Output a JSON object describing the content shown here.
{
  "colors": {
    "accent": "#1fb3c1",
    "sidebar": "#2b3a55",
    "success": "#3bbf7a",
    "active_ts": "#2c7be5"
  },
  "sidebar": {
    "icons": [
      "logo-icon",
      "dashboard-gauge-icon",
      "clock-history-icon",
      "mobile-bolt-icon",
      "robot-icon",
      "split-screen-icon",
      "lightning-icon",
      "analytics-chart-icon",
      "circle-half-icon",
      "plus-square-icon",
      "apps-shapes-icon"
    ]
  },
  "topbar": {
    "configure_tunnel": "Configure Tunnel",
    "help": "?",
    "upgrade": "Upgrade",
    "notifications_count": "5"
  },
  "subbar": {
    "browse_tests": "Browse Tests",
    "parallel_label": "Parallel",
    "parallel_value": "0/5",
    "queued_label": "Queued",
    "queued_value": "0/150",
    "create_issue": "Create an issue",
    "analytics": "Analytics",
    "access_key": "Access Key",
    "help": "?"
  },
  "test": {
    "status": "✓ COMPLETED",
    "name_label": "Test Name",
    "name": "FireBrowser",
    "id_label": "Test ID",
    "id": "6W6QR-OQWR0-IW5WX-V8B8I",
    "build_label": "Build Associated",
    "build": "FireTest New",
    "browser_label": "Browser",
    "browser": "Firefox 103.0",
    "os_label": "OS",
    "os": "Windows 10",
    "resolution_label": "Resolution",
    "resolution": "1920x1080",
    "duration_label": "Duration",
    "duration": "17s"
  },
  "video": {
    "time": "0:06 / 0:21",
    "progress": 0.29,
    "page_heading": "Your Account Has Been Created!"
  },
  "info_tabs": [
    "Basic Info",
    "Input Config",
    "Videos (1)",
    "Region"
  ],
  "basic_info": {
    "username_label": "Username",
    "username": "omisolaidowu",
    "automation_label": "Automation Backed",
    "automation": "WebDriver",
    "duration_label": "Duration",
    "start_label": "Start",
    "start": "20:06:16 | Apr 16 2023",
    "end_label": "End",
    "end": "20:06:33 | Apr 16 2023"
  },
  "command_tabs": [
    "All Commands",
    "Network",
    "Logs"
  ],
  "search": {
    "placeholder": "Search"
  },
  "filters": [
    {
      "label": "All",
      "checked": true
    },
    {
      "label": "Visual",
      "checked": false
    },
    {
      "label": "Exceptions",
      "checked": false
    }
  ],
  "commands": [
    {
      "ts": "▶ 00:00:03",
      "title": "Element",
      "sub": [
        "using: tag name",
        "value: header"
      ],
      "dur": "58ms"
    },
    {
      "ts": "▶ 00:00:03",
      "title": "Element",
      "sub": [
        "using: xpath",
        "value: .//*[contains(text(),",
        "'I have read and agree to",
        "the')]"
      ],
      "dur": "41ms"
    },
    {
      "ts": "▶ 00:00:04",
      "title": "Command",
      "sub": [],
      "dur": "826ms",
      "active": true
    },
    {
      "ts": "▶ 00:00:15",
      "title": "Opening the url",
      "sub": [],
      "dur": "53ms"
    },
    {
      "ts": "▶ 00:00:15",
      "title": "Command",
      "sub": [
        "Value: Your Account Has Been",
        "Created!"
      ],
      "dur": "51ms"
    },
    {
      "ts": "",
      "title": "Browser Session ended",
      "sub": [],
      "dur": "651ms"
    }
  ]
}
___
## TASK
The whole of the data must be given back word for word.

## WORKED SOLUTION
Output a JSON object describing the content shown here.
{
  "colors": {
    "accent": "#1fb3c1",
    "sidebar": "#2b3a55",
    "success": "#3bbf7a",
    "active_ts": "#2c7be5"
  },
  "sidebar": {
    "icons": [
      "logo-icon",
      "dashboard-gauge-icon",
      "clock-history-icon",
      "mobile-bolt-icon",
      "robot-icon",
      "split-screen-icon",
      "lightning-icon",
      "analytics-chart-icon",
      "circle-half-icon",
      "plus-square-icon",
      "apps-shapes-icon"
    ]
  },
  "topbar": {
    "configure_tunnel": "Configure Tunnel",
    "help": "?",
    "upgrade": "Upgrade",
    "notifications_count": "5"
  },
  "subbar": {
    "browse_tests": "Browse Tests",
    "parallel_label": "Parallel",
    "parallel_value": "0/5",
    "queued_label": "Queued",
    "queued_value": "0/150",
    "create_issue": "Create an issue",
    "analytics": "Analytics",
    "access_key": "Access Key",
    "help": "?"
  },
  "test": {
    "status": "✓ COMPLETED",
    "name_label": "Test Name",
    "name": "FireBrowser",
    "id_label": "Test ID",
    "id": "6W6QR-OQWR0-IW5WX-V8B8I",
    "build_label": "Build Associated",
    "build": "FireTest New",
    "browser_label": "Browser",
    "browser": "Firefox 103.0",
    "os_label": "OS",
    "os": "Windows 10",
    "resolution_label": "Resolution",
    "resolution": "1920x1080",
    "duration_label": "Duration",
    "duration": "17s"
  },
  "video": {
    "time": "0:06 / 0:21",
    "progress": 0.29,
    "page_heading": "Your Account Has Been Created!"
  },
  "info_tabs": [
    "Basic Info",
    "Input Config",
    "Videos (1)",
    "Region"
  ],
  "basic_info": {
    "username_label": "Username",
    "username": "omisolaidowu",
    "automation_label": "Automation Backed",
    "automation": "WebDriver",
    "duration_label": "Duration",
    "start_label": "Start",
    "start": "20:06:16 | Apr 16 2023",
    "end_label": "End",
    "end": "20:06:33 | Apr 16 2023"
  },
  "command_tabs": [
    "All Commands",
    "Network",
    "Logs"
  ],
  "search": {
    "placeholder": "Search"
  },
  "filters": [
    {
      "label": "All",
      "checked": true
    },
    {
      "label": "Visual",
      "checked": false
    },
    {
      "label": "Exceptions",
      "checked": false
    }
  ],
  "commands": [
    {
      "ts": "▶ 00:00:03",
      "title": "Element",
      "sub": [
        "using: tag name",
        "value: header"
      ],
      "dur": "58ms"
    },
    {
      "ts": "▶ 00:00:03",
      "title": "Element",
      "sub": [
        "using: xpath",
        "value: .//*[contains(text(),",
        "'I have read and agree to",
        "the')]"
      ],
      "dur": "41ms"
    },
    {
      "ts": "▶ 00:00:04",
      "title": "Command",
      "sub": [],
      "dur": "826ms",
      "active": true
    },
    {
      "ts": "▶ 00:00:15",
      "title": "Opening the url",
      "sub": [],
      "dur": "53ms"
    },
    {
      "ts": "▶ 00:00:15",
      "title": "Command",
      "sub": [
        "Value: Your Account Has Been",
        "Created!"
      ],
      "dur": "51ms"
    },
    {
      "ts": "",
      "title": "Browser Session ended",
      "sub": [],
      "dur": "651ms"
    }
  ]
}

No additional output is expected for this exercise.